START RECORDS FOR PROCESSING

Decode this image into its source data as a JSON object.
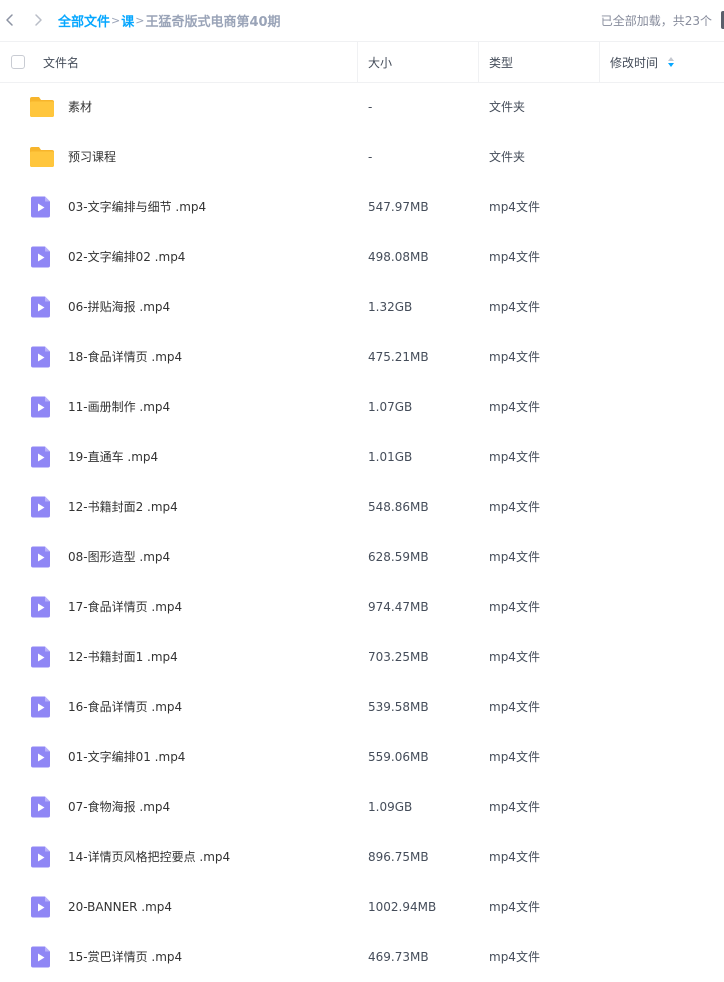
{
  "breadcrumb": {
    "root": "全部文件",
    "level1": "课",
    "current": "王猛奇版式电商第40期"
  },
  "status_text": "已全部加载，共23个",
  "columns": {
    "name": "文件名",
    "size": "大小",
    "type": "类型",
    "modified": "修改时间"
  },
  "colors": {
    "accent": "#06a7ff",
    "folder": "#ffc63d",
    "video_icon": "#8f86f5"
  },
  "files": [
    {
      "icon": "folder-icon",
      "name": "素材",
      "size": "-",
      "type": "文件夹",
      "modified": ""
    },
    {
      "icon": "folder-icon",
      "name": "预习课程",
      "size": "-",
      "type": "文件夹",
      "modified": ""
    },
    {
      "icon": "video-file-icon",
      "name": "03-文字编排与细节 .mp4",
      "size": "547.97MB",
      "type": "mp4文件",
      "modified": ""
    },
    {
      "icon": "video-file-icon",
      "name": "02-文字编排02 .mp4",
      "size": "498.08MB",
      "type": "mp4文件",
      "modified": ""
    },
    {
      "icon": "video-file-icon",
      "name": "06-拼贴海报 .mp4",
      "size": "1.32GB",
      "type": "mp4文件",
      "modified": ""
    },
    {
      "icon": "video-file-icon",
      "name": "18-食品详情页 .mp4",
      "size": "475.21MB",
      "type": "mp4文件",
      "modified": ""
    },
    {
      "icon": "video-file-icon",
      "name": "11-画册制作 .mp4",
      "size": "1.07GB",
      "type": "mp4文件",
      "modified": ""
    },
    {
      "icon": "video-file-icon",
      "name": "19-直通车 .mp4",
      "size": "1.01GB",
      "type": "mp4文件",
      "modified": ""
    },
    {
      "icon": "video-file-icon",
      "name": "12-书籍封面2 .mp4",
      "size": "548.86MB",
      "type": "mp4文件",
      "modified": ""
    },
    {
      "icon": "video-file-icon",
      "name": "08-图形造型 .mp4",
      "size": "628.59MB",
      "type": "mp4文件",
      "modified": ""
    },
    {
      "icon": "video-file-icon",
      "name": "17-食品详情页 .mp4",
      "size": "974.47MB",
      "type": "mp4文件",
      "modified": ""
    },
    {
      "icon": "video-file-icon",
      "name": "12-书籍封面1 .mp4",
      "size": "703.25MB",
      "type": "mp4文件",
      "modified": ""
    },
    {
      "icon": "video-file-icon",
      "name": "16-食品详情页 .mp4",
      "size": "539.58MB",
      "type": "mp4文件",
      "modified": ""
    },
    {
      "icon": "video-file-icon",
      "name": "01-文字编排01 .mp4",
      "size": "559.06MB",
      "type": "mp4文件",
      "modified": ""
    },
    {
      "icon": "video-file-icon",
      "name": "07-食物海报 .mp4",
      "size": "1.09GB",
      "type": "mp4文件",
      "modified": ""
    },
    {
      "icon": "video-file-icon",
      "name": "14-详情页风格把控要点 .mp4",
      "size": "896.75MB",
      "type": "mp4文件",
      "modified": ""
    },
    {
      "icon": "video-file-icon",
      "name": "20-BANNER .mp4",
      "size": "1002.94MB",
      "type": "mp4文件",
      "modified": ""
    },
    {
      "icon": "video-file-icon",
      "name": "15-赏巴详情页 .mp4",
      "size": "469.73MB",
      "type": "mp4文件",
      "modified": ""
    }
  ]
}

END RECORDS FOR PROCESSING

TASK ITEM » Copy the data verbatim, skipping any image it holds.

OUTPUT »
Decode this image into its source data as a JSON object.
{
  "breadcrumb": {
    "root": "全部文件",
    "level1": "课",
    "current": "王猛奇版式电商第40期"
  },
  "status_text": "已全部加载，共23个",
  "columns": {
    "name": "文件名",
    "size": "大小",
    "type": "类型",
    "modified": "修改时间"
  },
  "colors": {
    "accent": "#06a7ff",
    "folder": "#ffc63d",
    "video_icon": "#8f86f5"
  },
  "files": [
    {
      "icon": "folder-icon",
      "name": "素材",
      "size": "-",
      "type": "文件夹",
      "modified": ""
    },
    {
      "icon": "folder-icon",
      "name": "预习课程",
      "size": "-",
      "type": "文件夹",
      "modified": ""
    },
    {
      "icon": "video-file-icon",
      "name": "03-文字编排与细节 .mp4",
      "size": "547.97MB",
      "type": "mp4文件",
      "modified": ""
    },
    {
      "icon": "video-file-icon",
      "name": "02-文字编排02 .mp4",
      "size": "498.08MB",
      "type": "mp4文件",
      "modified": ""
    },
    {
      "icon": "video-file-icon",
      "name": "06-拼贴海报 .mp4",
      "size": "1.32GB",
      "type": "mp4文件",
      "modified": ""
    },
    {
      "icon": "video-file-icon",
      "name": "18-食品详情页 .mp4",
      "size": "475.21MB",
      "type": "mp4文件",
      "modified": ""
    },
    {
      "icon": "video-file-icon",
      "name": "11-画册制作 .mp4",
      "size": "1.07GB",
      "type": "mp4文件",
      "modified": ""
    },
    {
      "icon": "video-file-icon",
      "name": "19-直通车 .mp4",
      "size": "1.01GB",
      "type": "mp4文件",
      "modified": ""
    },
    {
      "icon": "video-file-icon",
      "name": "12-书籍封面2 .mp4",
      "size": "548.86MB",
      "type": "mp4文件",
      "modified": ""
    },
    {
      "icon": "video-file-icon",
      "name": "08-图形造型 .mp4",
      "size": "628.59MB",
      "type": "mp4文件",
      "modified": ""
    },
    {
      "icon": "video-file-icon",
      "name": "17-食品详情页 .mp4",
      "size": "974.47MB",
      "type": "mp4文件",
      "modified": ""
    },
    {
      "icon": "video-file-icon",
      "name": "12-书籍封面1 .mp4",
      "size": "703.25MB",
      "type": "mp4文件",
      "modified": ""
    },
    {
      "icon": "video-file-icon",
      "name": "16-食品详情页 .mp4",
      "size": "539.58MB",
      "type": "mp4文件",
      "modified": ""
    },
    {
      "icon": "video-file-icon",
      "name": "01-文字编排01 .mp4",
      "size": "559.06MB",
      "type": "mp4文件",
      "modified": ""
    },
    {
      "icon": "video-file-icon",
      "name": "07-食物海报 .mp4",
      "size": "1.09GB",
      "type": "mp4文件",
      "modified": ""
    },
    {
      "icon": "video-file-icon",
      "name": "14-详情页风格把控要点 .mp4",
      "size": "896.75MB",
      "type": "mp4文件",
      "modified": ""
    },
    {
      "icon": "video-file-icon",
      "name": "20-BANNER .mp4",
      "size": "1002.94MB",
      "type": "mp4文件",
      "modified": ""
    },
    {
      "icon": "video-file-icon",
      "name": "15-赏巴详情页 .mp4",
      "size": "469.73MB",
      "type": "mp4文件",
      "modified": ""
    }
  ]
}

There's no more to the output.